Our Blog

What is New York’s notice rule?

Persons injured on another premises must prove that the owner of the premises owed a duty of care to the plaintiff, that the owner breached that duty and that the breach of this duty caused the damages or injury. Where a person is injured in a slip and fall accident, however, New York courts also require that the premises owner created the hazard or dangerous condition or that the owner had constructive notice of that condition.

An owner had constructive notice when the condition was visible or apparent and existed for a time that was sufficient for the owner to discover and correct it before the accident. Proving constructive notice requires the presentation of facts indicating the size and duration of the hazard, among other things.

For example, a U.S. District Court interpreted New York law and dismissed a case against a contracted cleaning service for an airline involving an employee who slipped and fell on a puddle in a restroom. The court found that the plaintiff relied on speculation when he could not show whether the puddle was visible and apparent.

He did not present evidence on the length of time the puddle was on the floor and that the service had the opportunity to discover the slippery surface and remedy it before the accident.
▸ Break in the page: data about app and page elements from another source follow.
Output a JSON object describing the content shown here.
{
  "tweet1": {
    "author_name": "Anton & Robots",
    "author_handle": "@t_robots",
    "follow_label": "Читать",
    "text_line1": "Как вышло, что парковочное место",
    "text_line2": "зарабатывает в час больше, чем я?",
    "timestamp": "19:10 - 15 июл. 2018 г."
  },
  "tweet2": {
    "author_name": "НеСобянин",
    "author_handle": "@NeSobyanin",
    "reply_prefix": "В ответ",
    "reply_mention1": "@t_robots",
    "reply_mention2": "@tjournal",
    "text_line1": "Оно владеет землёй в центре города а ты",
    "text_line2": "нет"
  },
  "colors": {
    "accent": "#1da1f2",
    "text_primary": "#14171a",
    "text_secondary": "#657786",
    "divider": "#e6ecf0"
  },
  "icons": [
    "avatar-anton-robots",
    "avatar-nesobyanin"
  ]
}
In fact, the service’s employees policed or inspected the restroom each hour.

In an earlier case, a New York court ruled that the premises owner did not have actual or constructive notice of a hazard and dismissed a negligence case against a supermarket where a customer slipped on grapes that fell on the floor. That court ruled that the customer could not show how long the produce was on the floor before the accident. The supermarket’s employees also routinely cleaned up or inspected that area of the supermarket.

Slip and fall cases often include these specific issues which can lead to the dismissal of a case. To help assure that compensation may be awarded or that a premises liability case can proceed to trial, a victim of landlord negligence should promptly seek legal assistance.
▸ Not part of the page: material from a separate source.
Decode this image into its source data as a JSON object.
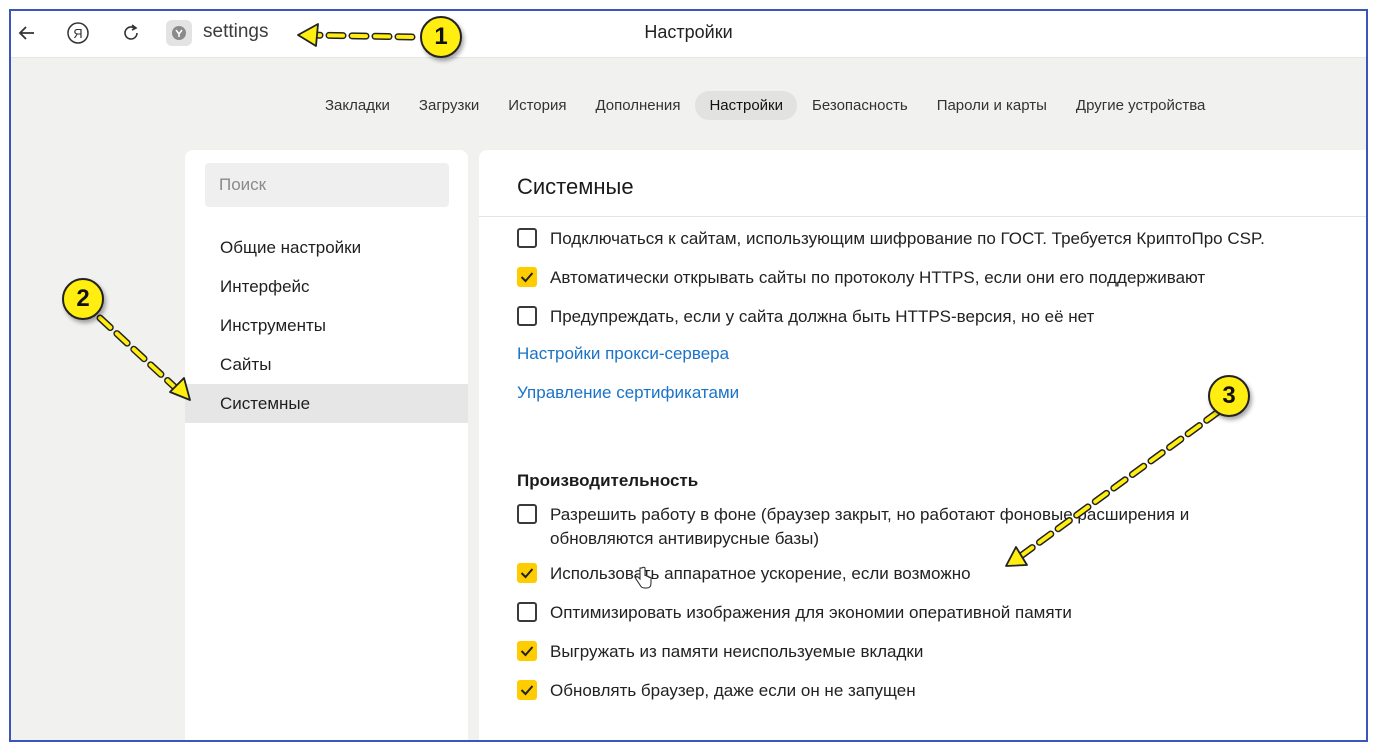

Source: LEAGLE, “Doona v. OneSource Holdings, Inc., 680 F. Supp. 2d (E.D. NY, 2010),” Assessed March 23, 2015